Although the equivalence regime would allow the UK-based financial services firms to access, in the event of a no-deal Brexit, the single market, the equivalence regime suffers from a few drawbacks. Firstly, the equivalence regime is a unilateral mechanism. To put it simply, it only depends on the EU whether it recognises as equivalent the regulatory standards of a third country. Secondly, since an equivalence decision is made by a political body, namely the EC, various political factors can impact the equivalence assessment. Thirdly, the EC’s equivalence decision cannot be reviewed by a court.
        
The European Passport Light

The next issue that merits attention is the so-called ‘European passport light’ as set out in Article 47(3) of MiFIR. A third country financial services firm can rely on the European passport light if the following conditions have been met: (i) the EC has made an equivalence decision in favour of a particular third country; and (ii) the third country financial services firm has been granted the authorisation to establish a branch in one of the Member States pursuant to Article 39 of MiFID II. As a result, the third country financial services firm will be able to provide services and activities to eligible counterparties and professional clients in other Member States without the requirement to establish a new branch for each additional Member State. In the same way as the equivalence regime, the European passport light does not apply to retail clients. However, unlike the equivalence regime, the European passport light is not based on the requirement to register with the ESMA.         
  
The MiFID II Own Initiative Principle

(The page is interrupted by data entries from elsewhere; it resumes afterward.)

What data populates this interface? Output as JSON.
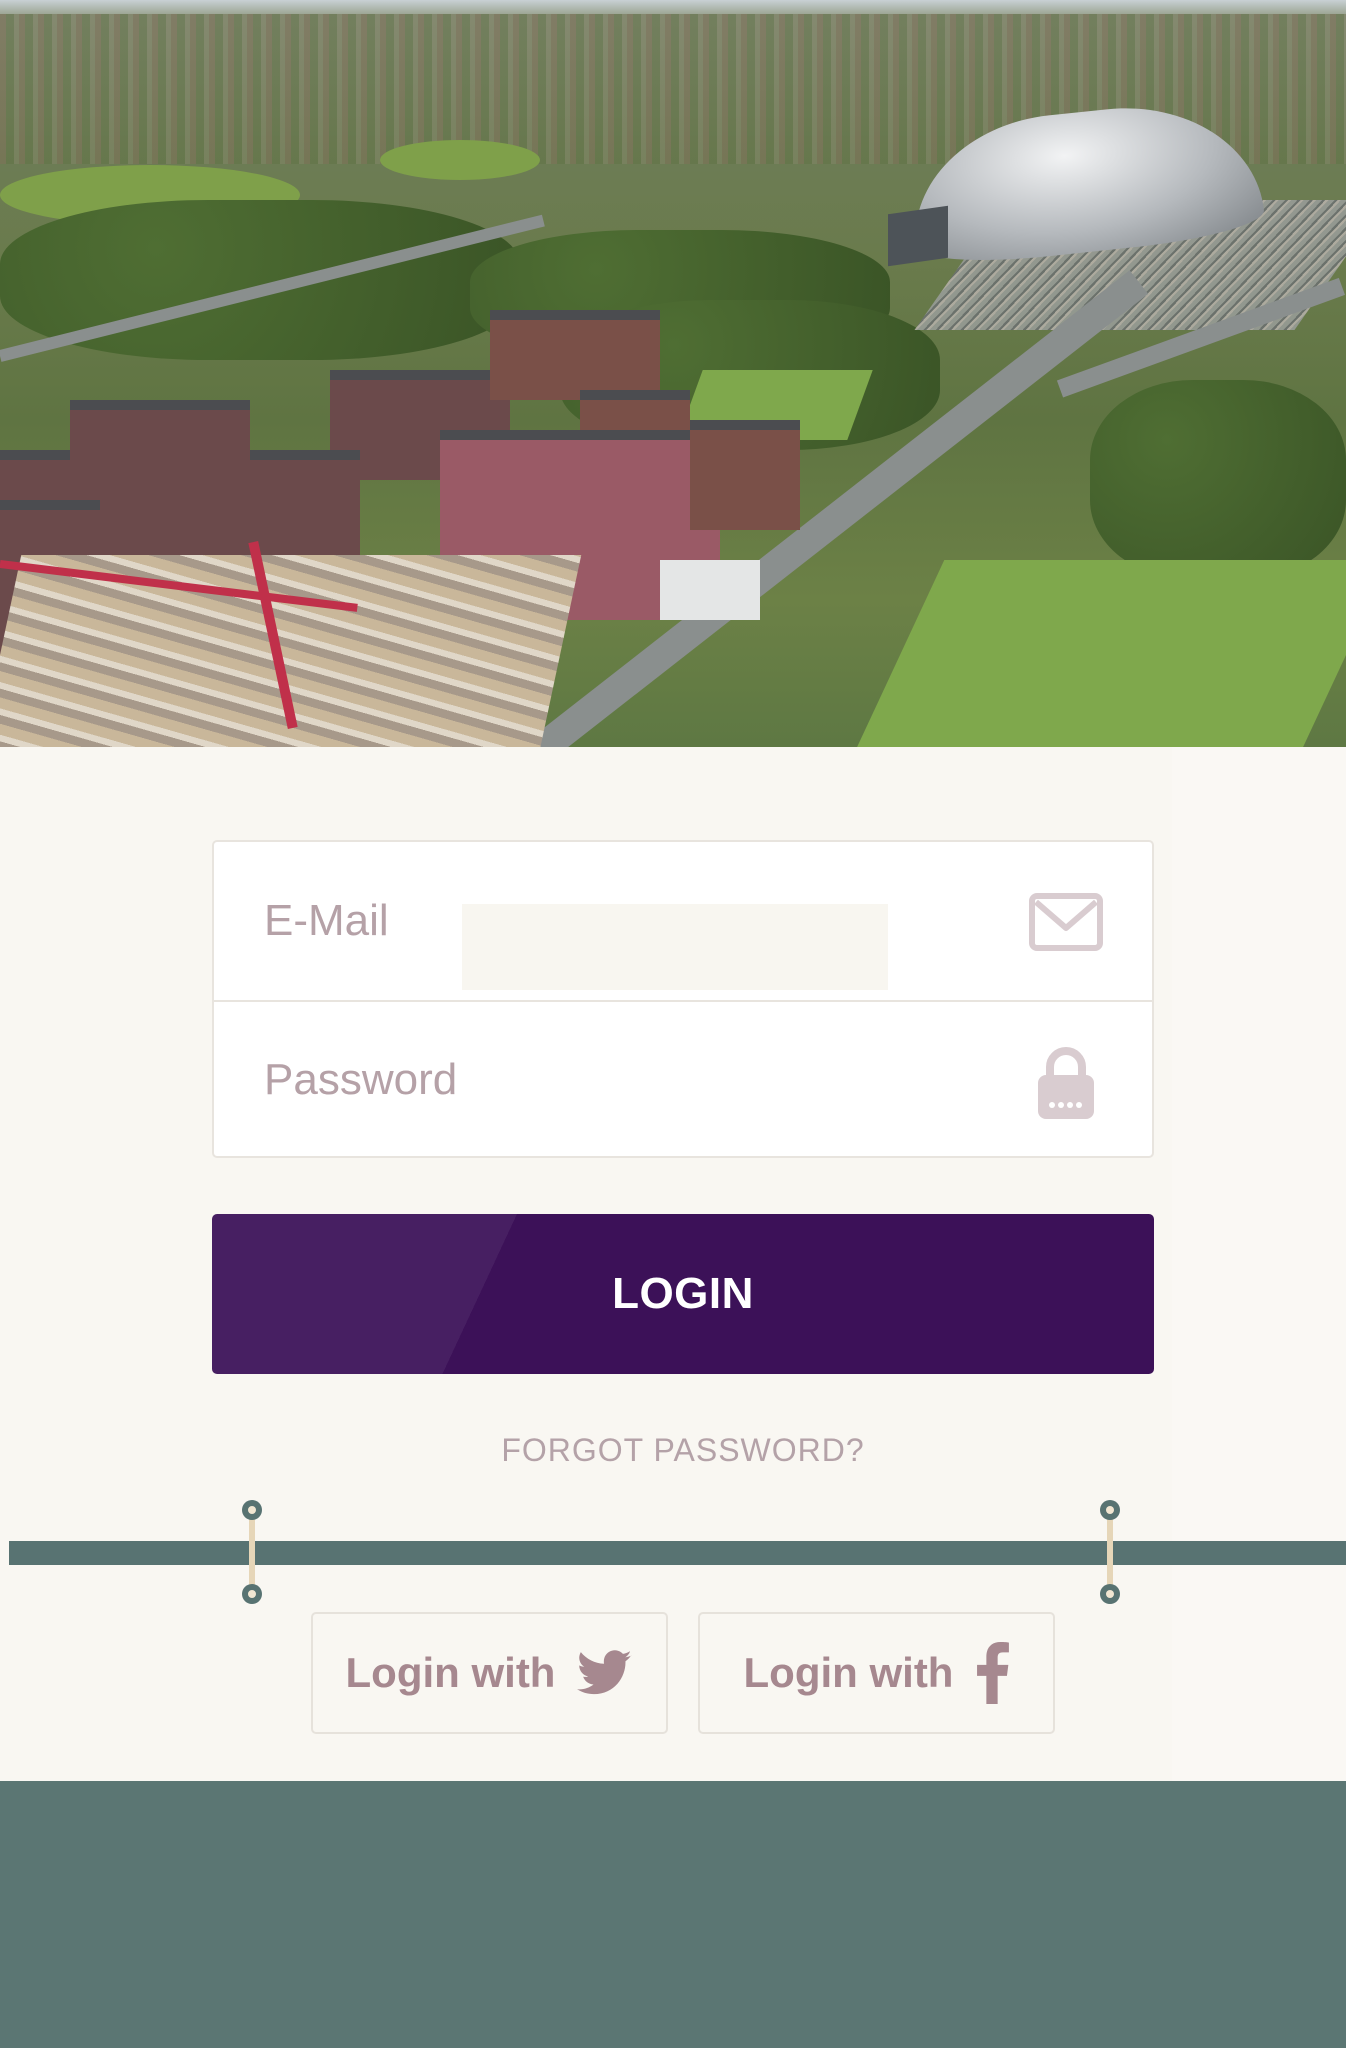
{
  "form": {
    "email_placeholder": "E-Mail",
    "password_placeholder": "Password",
    "login_label": "LOGIN",
    "forgot_label": "FORGOT PASSWORD?"
  },
  "social": {
    "twitter_label": "Login with",
    "facebook_label": "Login with"
  },
  "icons": {
    "email": "envelope-icon",
    "password": "padlock-icon",
    "twitter": "twitter-bird-icon",
    "facebook": "facebook-f-icon"
  },
  "colors": {
    "primary_button": "#3c1158",
    "accent_teal": "#587372",
    "panel_background": "#f9f7f2",
    "icon_muted": "#d9ccd0",
    "text_muted": "#b4a2a8"
  }
}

Article 42 of MiFID II creates an exception to a Member State’s imposition of an authorisation requirement, which is enshrined in Article 39 of MiFID II, for a third country financial services firm where that firm provides investment services or activities at the exclusive initiative of a retail or professional client. The MiFID II Own Initiative Principle is coterminous with the reverse solicitation test. Compared to the equivalence regime, the MiFID II Own Initiative Principle applies to retail as well as professional clients. However, from a practical point of view, the MiFID II Own Initiative Principle does not seem to be useful for big financial services firms that intend to actively gain a market share. Furthermore, any marketing to EU-based clients triggers the EU rules for providing financial services and consequently the need for obtaining an EU licence.    
  
Conclusion

It seems that the equivalence regime is the only workable arrangement that could replace the concept of a European passport in the event of a no-deal Brexit. Unless the UK government creates ‘Singapore upon Thames’, the process of making a decision whether post-Brexit Britain’s regulatory regime is deemed to be equivalent should be relatively straightforward. However, one should remember that the equivalence regime does not apply to retail clients and the EC can revoke an equivalence decision at any time. Therefore, the equivalence regime would not fill the gaps created after the cessation of the application of a European passport to the UK-based financial services firms.

Further reading:

M Lehmann and D A Zetzsche, Brexit and the Consequences for Commercial and Financial Relations between the EU and the UK, 20 September 2016. Available at: https://papers.ssrn.com/sol3/papers.cfm?abstract_id=2841333;
H Nemeczek and S Pitz, The Impact of Brexit on Cross-Border Business of UK Credit Institutions and Investment Firms with German Clients, 1 February 2017. Available at: https://ssrn.com/abstract=2948944;
The Economist, London’s reign as the world’s capital of capital is at risk, 29 June 2019. Available at: https://www.economist.com/finance-and-economics/2019/06/29/londons-reign-as-the-worlds-capital-of-capital-is-at-risk.              

Barnard & Peers: chapter 14, chapter 27
Photo credit: via Wikicommons, photo taken by Andy F

No comments:

Post a Comment